But some people — some men, especially — never quite age out of adolescence. I knew a journalist well into his fifties whose emotional life was organized around showing up his business-executive father and the class of men for which he believed his father stood. (His father was in fact a generous and liberal-minded man.) He did a great deal of damage to himself — economic, physical, and emotional — in the cause of rebelling against a social order that, if it ever really existed, hadn’t existed since the early 1960s. (It is a myth that John Kennedy changed men’s fashion by forgoing a hat on the day of his inauguration; in reality, he wore a silk top hat like the toff he was.) But being an outsider, as he imagined himself to be, was fundamental to his sense of himself.
Satan, in John Milton’s telling, is the compleat adolescent: a self-important, puritanical monster of pride whose motto, Non serviam, might well be rendered, ‘You can’t make me!’
Satan, in John Milton’s telling, is the compleat adolescent: a self-important, puritanical monster of pride whose motto, Non serviam, might well be rendered, “You can’t make me!” He was a giant middle finger raised to fathers, and father figures, everywhere. That was the great appeal of punk rock, of Johnny Rotten’s rock ’n’ roll swindle: “This will drive your parents crazy! Buy it!” (Someone once described the purpose of advertising as creating a sense of discomfort that can be relieved with a purchase.) It is also the animating principle of Trump-ism: “He drives the media crazy! He horrifies the liberals! He irritates the people I want to irritate!”
The Church of Satan says it takes no political stances: “Most of our members are political pragmatists,” says the Twitter account of the Church of Satan, which, hilariously enough, exists.
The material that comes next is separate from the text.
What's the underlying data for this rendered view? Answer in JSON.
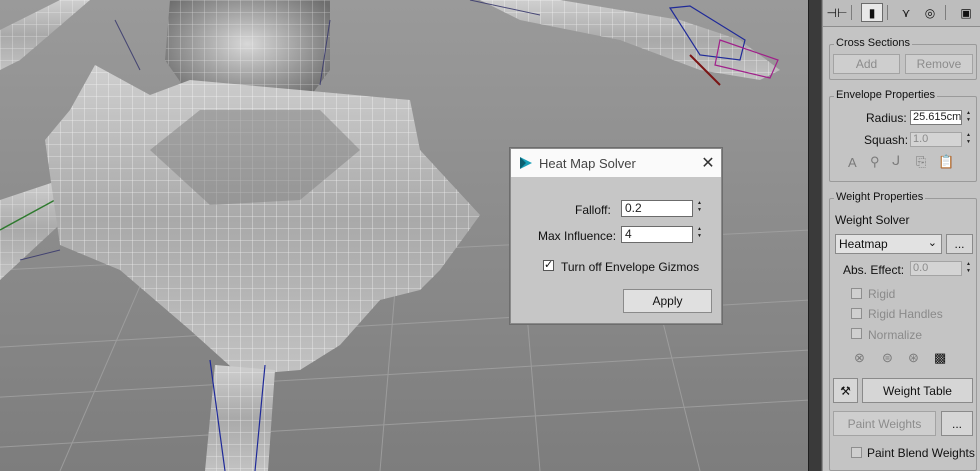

— Kevin D. Williamson is National Review’s roving correspondent.